It’s hard to believe that we are already into week 10 of our gardening session. We consider this year to be our official year of gardening so our perspective on pest management is very, very limited, but you do have to start somewhere. To date we have harvested squash ranging from 6-10″, monstrous zucchini 10-24″, lettuce and potatoes and green onions. One thing we’ve learned is “if you grow it they (the pests) will come”. Our seedlings were and are effected mostly by army worms, green worms, leaf leg bugs. Once the plants got to a mature size we left it to the eco system.
In the first couple of weeks we were invaded by army worms, they took out three of our container tubs. Decimating our carrots, tomatoes, onions and lettuce. I was going to start my gardening as eco/organic friendly as possiable, but hell this was our garden; for me and my family. So we decided to look into some pest management herbicides; Sevin dust came out on top for easy use and the broad spectrum it covered. We dusted all of our plants, saving most of the crops though three tubs didn’t make it – may those vegetables rest in peace…. Note: The product we used uses Carbaryl and as with most things there are varing views on the use of it. “It ought to be mentioned that Sevin is perhaps a little too effective in that it kills honeybees, earthworms, and other useful insects as well as those considered undesirable. For this reason, in the vegetable garden it may be beneficial to get by with less effective insecticides if possible, such as pyrethrum or rotenone. If you choose to use Sevin, do so sparingly and perhaps away from flowers-for instance, squash blooms. After harvesting, be sure to wash the vegetables well. Sevin does not penetrate food items; neither does it build up in the environment.” – What is Sevin

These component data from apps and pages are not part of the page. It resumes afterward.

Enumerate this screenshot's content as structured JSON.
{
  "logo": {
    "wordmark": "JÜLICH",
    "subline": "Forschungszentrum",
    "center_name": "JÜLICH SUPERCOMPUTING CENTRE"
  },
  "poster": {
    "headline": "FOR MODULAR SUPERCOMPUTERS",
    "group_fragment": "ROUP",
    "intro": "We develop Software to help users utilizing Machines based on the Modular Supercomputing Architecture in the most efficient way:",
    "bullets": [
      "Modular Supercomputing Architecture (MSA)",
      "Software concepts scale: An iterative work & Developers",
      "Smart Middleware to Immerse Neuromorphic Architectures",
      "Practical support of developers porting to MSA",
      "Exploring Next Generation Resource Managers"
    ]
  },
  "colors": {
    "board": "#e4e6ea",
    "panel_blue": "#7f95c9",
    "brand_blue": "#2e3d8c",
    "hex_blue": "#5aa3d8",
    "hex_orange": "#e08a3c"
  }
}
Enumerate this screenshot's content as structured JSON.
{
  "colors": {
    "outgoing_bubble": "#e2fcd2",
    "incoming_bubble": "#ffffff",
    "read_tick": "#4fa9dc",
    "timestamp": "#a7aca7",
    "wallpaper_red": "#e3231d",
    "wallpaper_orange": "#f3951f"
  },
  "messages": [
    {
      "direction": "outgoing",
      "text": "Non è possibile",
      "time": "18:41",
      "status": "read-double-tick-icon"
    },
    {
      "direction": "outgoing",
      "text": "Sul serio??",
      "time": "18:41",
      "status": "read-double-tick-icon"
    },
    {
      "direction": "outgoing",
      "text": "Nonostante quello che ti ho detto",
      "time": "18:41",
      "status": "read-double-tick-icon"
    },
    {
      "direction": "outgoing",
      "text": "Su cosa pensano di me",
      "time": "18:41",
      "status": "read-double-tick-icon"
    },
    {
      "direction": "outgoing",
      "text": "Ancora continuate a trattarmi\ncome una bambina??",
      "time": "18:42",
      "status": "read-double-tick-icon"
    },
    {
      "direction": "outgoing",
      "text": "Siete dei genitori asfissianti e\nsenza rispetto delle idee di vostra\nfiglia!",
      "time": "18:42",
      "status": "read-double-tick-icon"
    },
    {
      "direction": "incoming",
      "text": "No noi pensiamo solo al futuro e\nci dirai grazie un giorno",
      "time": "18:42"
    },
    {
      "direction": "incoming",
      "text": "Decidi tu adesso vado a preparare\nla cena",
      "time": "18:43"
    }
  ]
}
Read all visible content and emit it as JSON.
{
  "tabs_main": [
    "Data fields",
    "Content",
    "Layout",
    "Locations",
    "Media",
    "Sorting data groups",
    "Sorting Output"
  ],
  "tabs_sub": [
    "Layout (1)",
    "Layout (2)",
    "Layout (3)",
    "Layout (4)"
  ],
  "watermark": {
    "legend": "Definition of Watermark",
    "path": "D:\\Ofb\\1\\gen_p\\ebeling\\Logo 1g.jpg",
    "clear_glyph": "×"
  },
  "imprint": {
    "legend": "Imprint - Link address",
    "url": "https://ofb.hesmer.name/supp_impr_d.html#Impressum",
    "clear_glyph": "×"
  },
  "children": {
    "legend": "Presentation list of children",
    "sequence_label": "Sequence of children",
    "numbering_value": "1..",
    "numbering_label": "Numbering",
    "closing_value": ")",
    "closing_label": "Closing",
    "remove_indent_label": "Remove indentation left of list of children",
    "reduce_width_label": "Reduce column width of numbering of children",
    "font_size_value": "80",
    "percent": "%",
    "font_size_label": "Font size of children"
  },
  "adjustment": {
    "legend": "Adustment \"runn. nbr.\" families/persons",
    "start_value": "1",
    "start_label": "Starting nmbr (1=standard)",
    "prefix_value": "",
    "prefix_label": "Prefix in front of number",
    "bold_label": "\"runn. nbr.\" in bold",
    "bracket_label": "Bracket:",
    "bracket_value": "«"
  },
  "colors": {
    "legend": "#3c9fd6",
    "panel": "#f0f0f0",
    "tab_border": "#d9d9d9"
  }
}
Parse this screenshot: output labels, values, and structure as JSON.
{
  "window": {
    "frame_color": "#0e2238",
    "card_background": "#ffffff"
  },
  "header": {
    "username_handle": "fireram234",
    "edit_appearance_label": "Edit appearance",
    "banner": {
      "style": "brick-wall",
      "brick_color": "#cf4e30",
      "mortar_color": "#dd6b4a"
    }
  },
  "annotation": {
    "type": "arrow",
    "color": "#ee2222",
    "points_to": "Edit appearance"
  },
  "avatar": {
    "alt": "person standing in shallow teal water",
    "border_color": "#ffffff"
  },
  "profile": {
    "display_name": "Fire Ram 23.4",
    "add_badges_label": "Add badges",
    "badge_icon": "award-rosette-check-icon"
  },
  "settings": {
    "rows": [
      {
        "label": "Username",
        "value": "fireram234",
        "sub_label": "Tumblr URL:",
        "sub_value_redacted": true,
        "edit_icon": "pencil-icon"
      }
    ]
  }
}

For the next month we didn’t have any more problems with worms. The squirrels on the other hand became really interested in our sunflowers. We tried to reason with them, giving them a squirrel feeder with corn and seeds to dine on. Give a mouse a cookie, they wanted more – raiding our bird feeders and garden. They actually pulled a “Godfather” on us, beheading three of the sunflowers and leaving them uneaten on our patio to see. That was the finally straw, I looked up our local city ordinance and state laws. In Brazos County Texas squirrel is always in season, lets just say that we’ve been Goggling squirrel recipes. My wife went with a more civil approach, she read online that you can sprinkle cayenne pepper on the heads of the sunflower and it will deter the squirrels from touching them. Now the application of this was quite comical, as she was dusting the flowers it blew back into her face. She was dancing around the yard as if she was trying to summon the rain – granted she probably was. Settling for the water hose (keep one handy if you try this) she was able to flush the pepper from her face with no real harm done. We did notice that the honey bees stopped coming to the flowers once the pepper was used; I don’t think we will do this next year. After the application debacle we wrapped the heads in loose chicken wire which is working really well.
In the first 7 weeks we’ve managed to fend of the army worms, squirrels and other minor pests. Now we come to the leaf leg bugs that have been covering our corn for the past couple of weeks. At first I didn’t think anything of them – actually I thought they were stink bugs at first. But come to find out we’ve been hosting a colony of them for weeks. We tried everything Sevien dust didn’t work, sweeping them into a bowel of bleach didn’t work, setting them on fire not a really good option. Our local coop offered a solution that we tried this past weekend called “Cyonara insect control”. We’ll see if that works….
Our new batch of lettuce has been doing great for the past three weeks. The leafs are about an inch to two high, still way to small for picking. Well not for the latest invasion of green worms, they destroyed another tub and I don’t think its going to make it. The little buggers got into our green onions, cut a hole through the side and were eating to their hearts content in the safety of the shaft.